(RECORDED INFORMATION begins)
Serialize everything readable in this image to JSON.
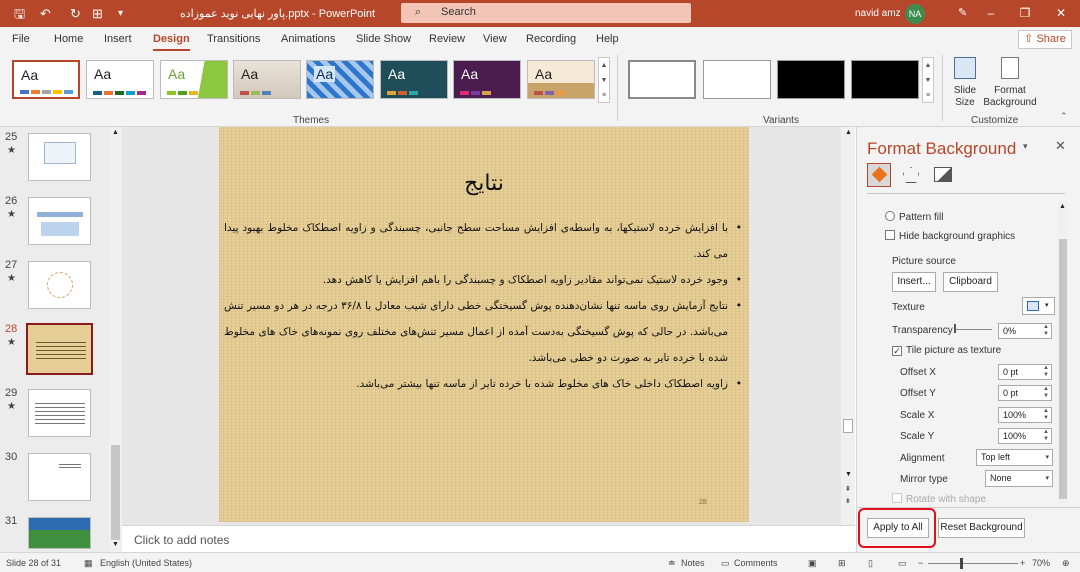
{
  "titlebar": {
    "doc_title": "پاور نهایی نوید عموزاده.pptx  -  PowerPoint",
    "search_placeholder": "Search",
    "user_name": "navid amz",
    "user_initials": "NA"
  },
  "tabs": [
    "File",
    "Home",
    "Insert",
    "Design",
    "Transitions",
    "Animations",
    "Slide Show",
    "Review",
    "View",
    "Recording",
    "Help"
  ],
  "active_tab": "Design",
  "share_label": "Share",
  "ribbon": {
    "themes_label": "Themes",
    "variants_label": "Variants",
    "customize_label": "Customize",
    "theme_sample": "Aa",
    "slide_size_label": "Slide Size",
    "format_background_label": "Format Background"
  },
  "thumbnails": [
    {
      "num": "25",
      "star": "★"
    },
    {
      "num": "26",
      "star": "★"
    },
    {
      "num": "27",
      "star": "★"
    },
    {
      "num": "28",
      "star": "★"
    },
    {
      "num": "29",
      "star": "★"
    },
    {
      "num": "30",
      "star": ""
    },
    {
      "num": "31",
      "star": ""
    }
  ],
  "slide": {
    "title": "نتایج",
    "bullets": [
      "با افزایش خرده لاستیکها، به واسطه‌ی افزایش مساحت سطح جانبی، چسبندگی و زاویه اصطکاک مخلوط بهبود پیدا می کند.",
      "وجود خرده لاستیک نمی‌تواند مقادیر زاویه اصطکاک و چسبندگی را باهم افزایش یا کاهش دهد.",
      "نتایج آزمایش روی ماسه تنها نشان‌دهنده پوش گسیختگی خطی دارای شیب معادل با ۳۶/۸ درجه در هر دو مسیر تنش می‌باشد. در حالی که پوش گسیختگی به‌دست آمده از اعمال مسیر تنش‌های مختلف روی نمونه‌های خاک های مخلوط شده با خرده تایر به صورت دو خطی می‌باشد.",
      "زاویه اصطکاک داخلی خاک های مخلوط شده با خرده تایر از ماسه تنها بیشتر می‌باشد."
    ],
    "slide_number": "28"
  },
  "notes_placeholder": "Click to add notes",
  "pane": {
    "title": "Format Background",
    "pattern_fill": "Pattern fill",
    "hide_bg_graphics": "Hide background graphics",
    "picture_source": "Picture source",
    "insert_btn": "Insert...",
    "clipboard_btn": "Clipboard",
    "texture_label": "Texture",
    "transparency_label": "Transparency",
    "transparency_value": "0%",
    "tile_label": "Tile picture as texture",
    "offset_x_label": "Offset X",
    "offset_x_value": "0 pt",
    "offset_y_label": "Offset Y",
    "offset_y_value": "0 pt",
    "scale_x_label": "Scale X",
    "scale_x_value": "100%",
    "scale_y_label": "Scale Y",
    "scale_y_value": "100%",
    "alignment_label": "Alignment",
    "alignment_value": "Top left",
    "mirror_label": "Mirror type",
    "mirror_value": "None",
    "rotate_label": "Rotate with shape",
    "apply_all_btn": "Apply to All",
    "reset_btn": "Reset Background"
  },
  "status": {
    "slide_info": "Slide 28 of 31",
    "language": "English (United States)",
    "notes_btn": "Notes",
    "comments_btn": "Comments",
    "zoom": "70%"
  },
  "colors": {
    "accent": "#b7472a",
    "highlight": "#e0101e",
    "texture": "#e6cf96"
  }
}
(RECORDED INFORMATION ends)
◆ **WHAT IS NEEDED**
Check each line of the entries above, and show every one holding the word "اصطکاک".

◆ **SOLUTION FOR THIS TASK**
      "با افزایش خرده لاستیکها، به واسطه‌ی افزایش مساحت سطح جانبی، چسبندگی و زاویه اصطکاک مخلوط بهبود پیدا می کند.",
      "وجود خرده لاستیک نمی‌تواند مقادیر زاویه اصطکاک و چسبندگی را باهم افزایش یا کاهش دهد.",
      "زاویه اصطکاک داخلی خاک های مخلوط شده با خرده تایر از ماسه تنها بیشتر می‌باشد."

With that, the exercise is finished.